**Task details**:
The lines to find are those in the entries that hold the word "post"; copy every one of them.

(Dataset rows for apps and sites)
--- START ---
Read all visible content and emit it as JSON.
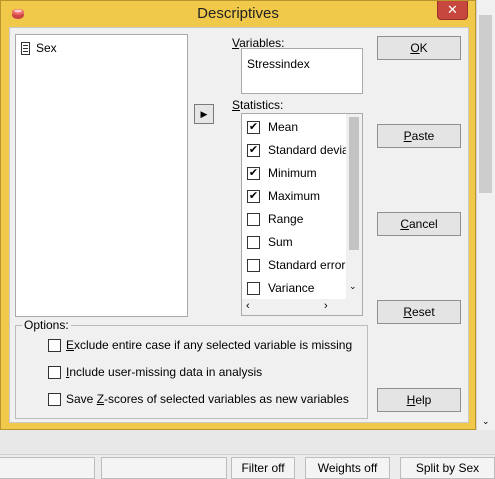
{
  "window": {
    "title": "Descriptives",
    "close_glyph": "✕"
  },
  "source_list": {
    "items": [
      {
        "label": "Sex",
        "icon": "variable-icon"
      }
    ]
  },
  "variables": {
    "label_u": "V",
    "label_rest": "ariables:",
    "items": [
      "Stressindex"
    ]
  },
  "move_button": {
    "glyph": "▶"
  },
  "statistics": {
    "label_u": "S",
    "label_rest": "tatistics:",
    "items": [
      {
        "label": "Mean",
        "checked": true
      },
      {
        "label": "Standard devia",
        "checked": true
      },
      {
        "label": "Minimum",
        "checked": true
      },
      {
        "label": "Maximum",
        "checked": true
      },
      {
        "label": "Range",
        "checked": false
      },
      {
        "label": "Sum",
        "checked": false
      },
      {
        "label": "Standard error",
        "checked": false
      },
      {
        "label": "Variance",
        "checked": false
      }
    ],
    "scroll_down": "⌄",
    "scroll_left": "‹",
    "scroll_right": "›"
  },
  "buttons": {
    "ok": {
      "u": "O",
      "rest": "K"
    },
    "paste": {
      "u": "P",
      "rest": "aste"
    },
    "cancel": {
      "u": "C",
      "rest": "ancel"
    },
    "reset": {
      "u": "R",
      "rest": "eset"
    },
    "help": {
      "u": "H",
      "rest": "elp"
    }
  },
  "options": {
    "legend": "Options:",
    "items": [
      {
        "pre": "",
        "u": "E",
        "post": "xclude entire case if any selected variable is missing",
        "checked": false
      },
      {
        "pre": "",
        "u": "I",
        "post": "nclude user-missing data in analysis",
        "checked": false
      },
      {
        "pre": "Save ",
        "u": "Z",
        "post": "-scores of selected variables as new variables",
        "checked": false
      }
    ]
  },
  "outer_scroll": {
    "down_glyph": "⌄"
  },
  "status_bar": {
    "filter": "Filter off",
    "weights": "Weights off",
    "split": "Split by Sex"
  },
  "colors": {
    "title_bar": "#f0c94a",
    "close": "#c7463d",
    "dialog_bg": "#f0f0f0"
  }
}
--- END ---
**Answer section**:
        "post": "xclude entire case if any selected variable is missing",
        "post": "nclude user-missing data in analysis",
        "post": "-scores of selected variables as new variables",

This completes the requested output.